Exercise aim >>
In your copy, the records appear word for word and the pictures do not appear at all.
START Data for this exercise
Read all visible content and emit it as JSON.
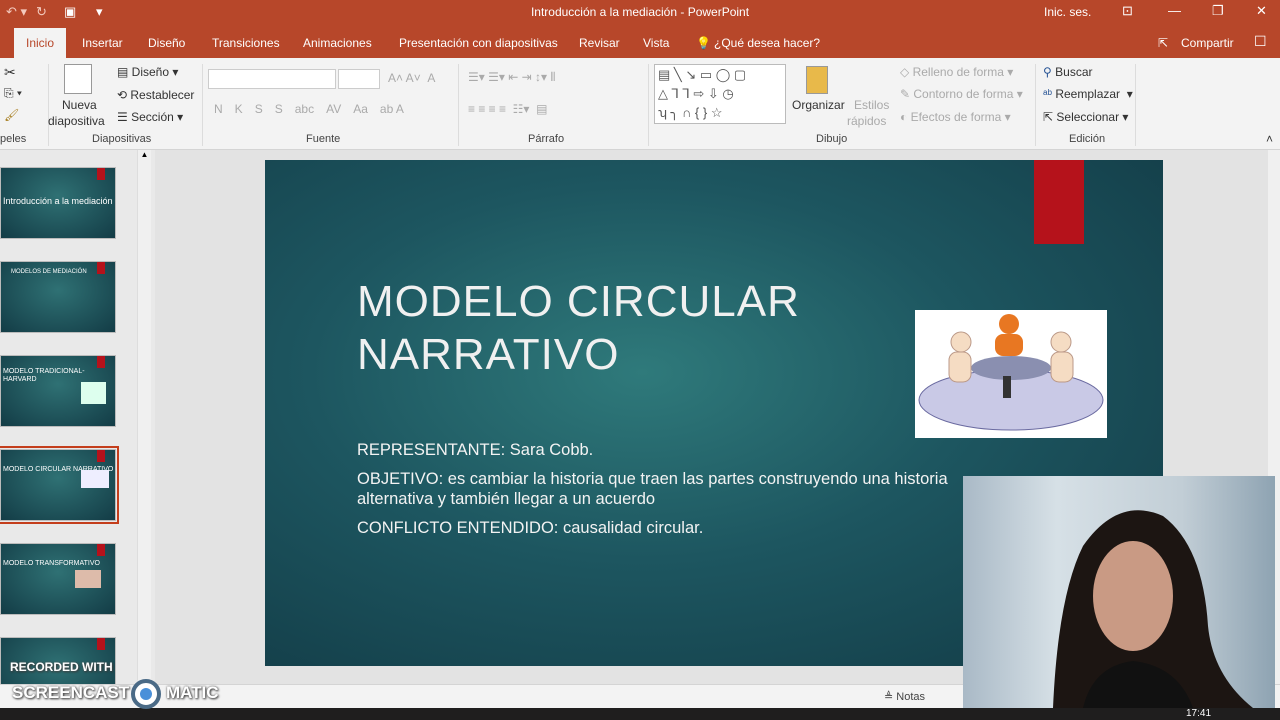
{
  "window": {
    "title": "Introducción a la mediación  -  PowerPoint",
    "signin": "Inic. ses."
  },
  "tabs": [
    "Inicio",
    "Insertar",
    "Diseño",
    "Transiciones",
    "Animaciones",
    "Presentación con diapositivas",
    "Revisar",
    "Vista"
  ],
  "tell_me": "¿Qué desea hacer?",
  "share": "Compartir",
  "ribbon": {
    "clipboard_label": "peles",
    "new_slide": [
      "Nueva",
      "diapositiva"
    ],
    "layout": "Diseño",
    "reset": "Restablecer",
    "section": "Sección",
    "slides_label": "Diapositivas",
    "font_buttons": [
      "N",
      "K",
      "S",
      "S",
      "abc",
      "AV",
      "Aa"
    ],
    "font_label": "Fuente",
    "paragraph_label": "Párrafo",
    "arrange": "Organizar",
    "quick_styles": [
      "Estilos",
      "rápidos"
    ],
    "shape_fill": "Relleno de forma",
    "shape_outline": "Contorno de forma",
    "shape_effects": "Efectos de forma",
    "drawing_label": "Dibujo",
    "find": "Buscar",
    "replace": "Reemplazar",
    "select": "Seleccionar",
    "editing_label": "Edición"
  },
  "thumbnails": [
    {
      "title": "Introducción a la mediación"
    },
    {
      "title": "MODELOS DE MEDIACIÓN"
    },
    {
      "title": "MODELO TRADICIONAL-HARVARD"
    },
    {
      "title": "MODELO CIRCULAR NARRATIVO",
      "selected": true
    },
    {
      "title": "MODELO TRANSFORMATIVO"
    },
    {
      "title": ""
    }
  ],
  "slide": {
    "title_line1": "MODELO CIRCULAR",
    "title_line2": "NARRATIVO",
    "body": [
      "REPRESENTANTE: Sara Cobb.",
      "OBJETIVO: es cambiar la historia que traen las partes construyendo una historia alternativa y también llegar a un acuerdo",
      "CONFLICTO ENTENDIDO: causalidad circular."
    ]
  },
  "status": {
    "notes": "Notas"
  },
  "watermark": {
    "line1": "RECORDED WITH",
    "line2a": "SCREENCAST",
    "line2b": "MATIC"
  },
  "taskbar": {
    "time": "17:41"
  },
  "colors": {
    "accent": "#b7472a",
    "slide_bg": "#1d5660",
    "slide_red": "#b5121b"
  }
}
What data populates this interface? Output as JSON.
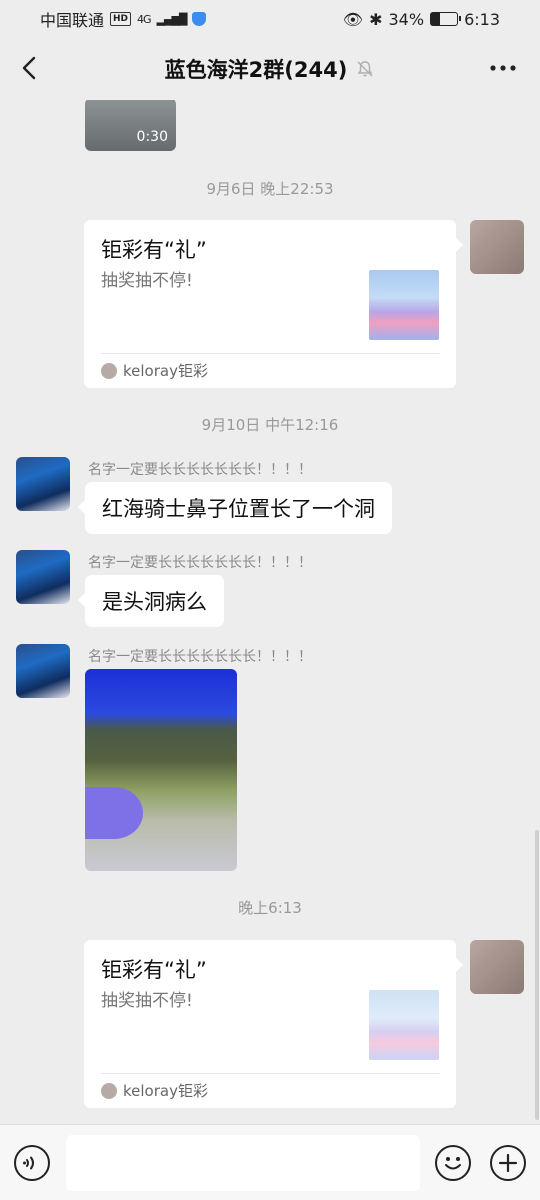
{
  "status_bar": {
    "carrier": "中国联通",
    "hd_badge": "HD",
    "network": "4G",
    "battery": "34%",
    "battery_level": 0.34,
    "time": "6:13"
  },
  "header": {
    "title": "蓝色海洋2群(244)",
    "back_icon": "chevron-left-icon",
    "mute_icon": "bell-off-icon",
    "more_icon": "more-horizontal-icon"
  },
  "messages": [
    {
      "type": "video",
      "sender": "other",
      "duration": "0:30"
    },
    {
      "type": "timestamp",
      "text": "9月6日 晚上22:53"
    },
    {
      "type": "card",
      "sender": "self",
      "title": "钜彩有“礼”",
      "desc": "抽奖抽不停!",
      "source": "keloray钜彩"
    },
    {
      "type": "timestamp",
      "text": "9月10日 中午12:16"
    },
    {
      "type": "text",
      "sender": "other",
      "name": "名字一定要长长长长长长长！！！！",
      "text": "红海骑士鼻子位置长了一个洞"
    },
    {
      "type": "text",
      "sender": "other",
      "name": "名字一定要长长长长长长长！！！！",
      "text": "是头洞病么"
    },
    {
      "type": "image",
      "sender": "other",
      "name": "名字一定要长长长长长长长！！！！"
    },
    {
      "type": "timestamp",
      "text": "晚上6:13"
    },
    {
      "type": "card",
      "sender": "self",
      "title": "钜彩有“礼”",
      "desc": "抽奖抽不停!",
      "source": "keloray钜彩"
    }
  ],
  "input_bar": {
    "voice_icon": "voice-icon",
    "emoji_icon": "emoji-icon",
    "plus_icon": "plus-icon",
    "placeholder": ""
  }
}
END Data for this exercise
Answer to this exercise >>
Read all visible content and emit it as JSON.
{
  "window": {
    "title": "Introducción a la mediación  -  PowerPoint",
    "signin": "Inic. ses."
  },
  "tabs": [
    "Inicio",
    "Insertar",
    "Diseño",
    "Transiciones",
    "Animaciones",
    "Presentación con diapositivas",
    "Revisar",
    "Vista"
  ],
  "tell_me": "¿Qué desea hacer?",
  "share": "Compartir",
  "ribbon": {
    "clipboard_label": "peles",
    "new_slide": [
      "Nueva",
      "diapositiva"
    ],
    "layout": "Diseño",
    "reset": "Restablecer",
    "section": "Sección",
    "slides_label": "Diapositivas",
    "font_buttons": [
      "N",
      "K",
      "S",
      "S",
      "abc",
      "AV",
      "Aa"
    ],
    "font_label": "Fuente",
    "paragraph_label": "Párrafo",
    "arrange": "Organizar",
    "quick_styles": [
      "Estilos",
      "rápidos"
    ],
    "shape_fill": "Relleno de forma",
    "shape_outline": "Contorno de forma",
    "shape_effects": "Efectos de forma",
    "drawing_label": "Dibujo",
    "find": "Buscar",
    "replace": "Reemplazar",
    "select": "Seleccionar",
    "editing_label": "Edición"
  },
  "thumbnails": [
    {
      "title": "Introducción a la mediación"
    },
    {
      "title": "MODELOS DE MEDIACIÓN"
    },
    {
      "title": "MODELO TRADICIONAL-HARVARD"
    },
    {
      "title": "MODELO CIRCULAR NARRATIVO",
      "selected": true
    },
    {
      "title": "MODELO TRANSFORMATIVO"
    },
    {
      "title": ""
    }
  ],
  "slide": {
    "title_line1": "MODELO CIRCULAR",
    "title_line2": "NARRATIVO",
    "body": [
      "REPRESENTANTE: Sara Cobb.",
      "OBJETIVO: es cambiar la historia que traen las partes construyendo una historia alternativa y también llegar a un acuerdo",
      "CONFLICTO ENTENDIDO: causalidad circular."
    ]
  },
  "status": {
    "notes": "Notas"
  },
  "watermark": {
    "line1": "RECORDED WITH",
    "line2a": "SCREENCAST",
    "line2b": "MATIC"
  },
  "taskbar": {
    "time": "17:41"
  },
  "colors": {
    "accent": "#b7472a",
    "slide_bg": "#1d5660",
    "slide_red": "#b5121b"
  }
}
What data populates this interface? Output as JSON.
{
  "status_bar": {
    "carrier": "中国联通",
    "hd_badge": "HD",
    "network": "4G",
    "battery": "34%",
    "battery_level": 0.34,
    "time": "6:13"
  },
  "header": {
    "title": "蓝色海洋2群(244)",
    "back_icon": "chevron-left-icon",
    "mute_icon": "bell-off-icon",
    "more_icon": "more-horizontal-icon"
  },
  "messages": [
    {
      "type": "video",
      "sender": "other",
      "duration": "0:30"
    },
    {
      "type": "timestamp",
      "text": "9月6日 晚上22:53"
    },
    {
      "type": "card",
      "sender": "self",
      "title": "钜彩有“礼”",
      "desc": "抽奖抽不停!",
      "source": "keloray钜彩"
    },
    {
      "type": "timestamp",
      "text": "9月10日 中午12:16"
    },
    {
      "type": "text",
      "sender": "other",
      "name": "名字一定要长长长长长长长！！！！",
      "text": "红海骑士鼻子位置长了一个洞"
    },
    {
      "type": "text",
      "sender": "other",
      "name": "名字一定要长长长长长长长！！！！",
      "text": "是头洞病么"
    },
    {
      "type": "image",
      "sender": "other",
      "name": "名字一定要长长长长长长长！！！！"
    },
    {
      "type": "timestamp",
      "text": "晚上6:13"
    },
    {
      "type": "card",
      "sender": "self",
      "title": "钜彩有“礼”",
      "desc": "抽奖抽不停!",
      "source": "keloray钜彩"
    }
  ],
  "input_bar": {
    "voice_icon": "voice-icon",
    "emoji_icon": "emoji-icon",
    "plus_icon": "plus-icon",
    "placeholder": ""
  }
}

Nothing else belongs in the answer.